■ TASK PROMPT
Return the data verbatim, without pictures.

■ RECORD EXCERPTS
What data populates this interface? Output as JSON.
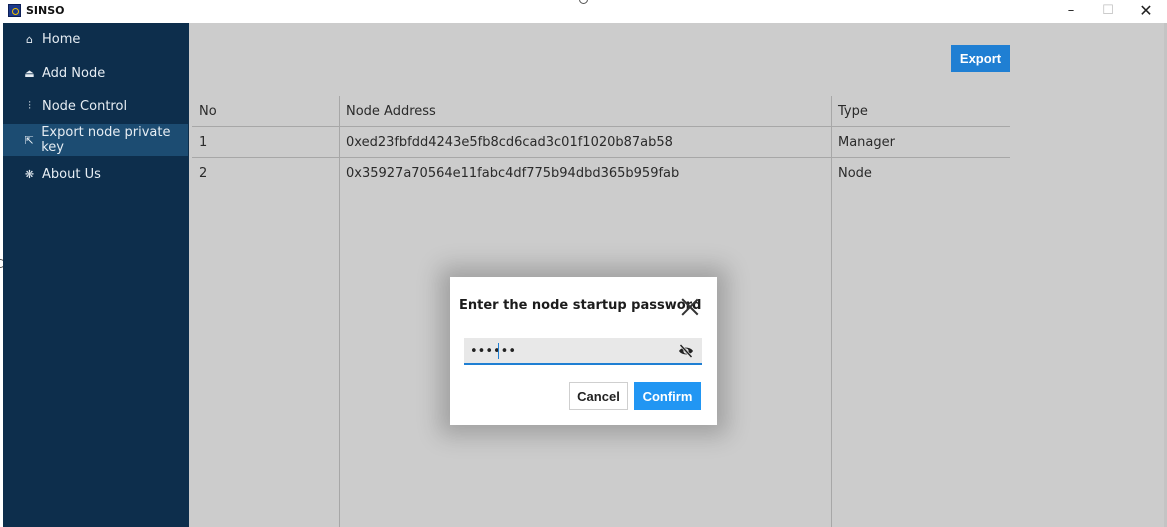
{
  "window": {
    "title": "SINSO",
    "minimize": "–",
    "maximize": "☐",
    "close": "✕"
  },
  "sidebar": {
    "items": [
      {
        "label": "Home",
        "icon": "home-icon",
        "glyph": "⌂"
      },
      {
        "label": "Add Node",
        "icon": "add-node-icon",
        "glyph": "⏏"
      },
      {
        "label": "Node Control",
        "icon": "sliders-icon",
        "glyph": "⫶"
      },
      {
        "label": "Export node private key",
        "icon": "export-icon",
        "glyph": "⇱",
        "active": true
      },
      {
        "label": "About Us",
        "icon": "about-icon",
        "glyph": "❋"
      }
    ]
  },
  "toolbar": {
    "export_label": "Export"
  },
  "table": {
    "headers": [
      "No",
      "Node Address",
      "Type"
    ],
    "rows": [
      [
        "1",
        "0xed23fbfdd4243e5fb8cd6cad3c01f1020b87ab58",
        "Manager"
      ],
      [
        "2",
        "0x35927a70564e11fabc4df775b94dbd365b959fab",
        "Node"
      ]
    ]
  },
  "dialog": {
    "title": "Enter the node startup password",
    "password_value": "••••••",
    "cancel_label": "Cancel",
    "confirm_label": "Confirm"
  },
  "colors": {
    "sidebar_bg": "#0d2e4c",
    "sidebar_active": "#1c4c72",
    "accent": "#2196f3",
    "main_bg": "#cccccc"
  }
}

■ OUTPUT OF THE TASK
What data populates this interface? Output as JSON.
{
  "window": {
    "title": "SINSO",
    "minimize": "–",
    "maximize": "☐",
    "close": "✕"
  },
  "sidebar": {
    "items": [
      {
        "label": "Home",
        "icon": "home-icon",
        "glyph": "⌂"
      },
      {
        "label": "Add Node",
        "icon": "add-node-icon",
        "glyph": "⏏"
      },
      {
        "label": "Node Control",
        "icon": "sliders-icon",
        "glyph": "⫶"
      },
      {
        "label": "Export node private key",
        "icon": "export-icon",
        "glyph": "⇱",
        "active": true
      },
      {
        "label": "About Us",
        "icon": "about-icon",
        "glyph": "❋"
      }
    ]
  },
  "toolbar": {
    "export_label": "Export"
  },
  "table": {
    "headers": [
      "No",
      "Node Address",
      "Type"
    ],
    "rows": [
      [
        "1",
        "0xed23fbfdd4243e5fb8cd6cad3c01f1020b87ab58",
        "Manager"
      ],
      [
        "2",
        "0x35927a70564e11fabc4df775b94dbd365b959fab",
        "Node"
      ]
    ]
  },
  "dialog": {
    "title": "Enter the node startup password",
    "password_value": "••••••",
    "cancel_label": "Cancel",
    "confirm_label": "Confirm"
  },
  "colors": {
    "sidebar_bg": "#0d2e4c",
    "sidebar_active": "#1c4c72",
    "accent": "#2196f3",
    "main_bg": "#cccccc"
  }
}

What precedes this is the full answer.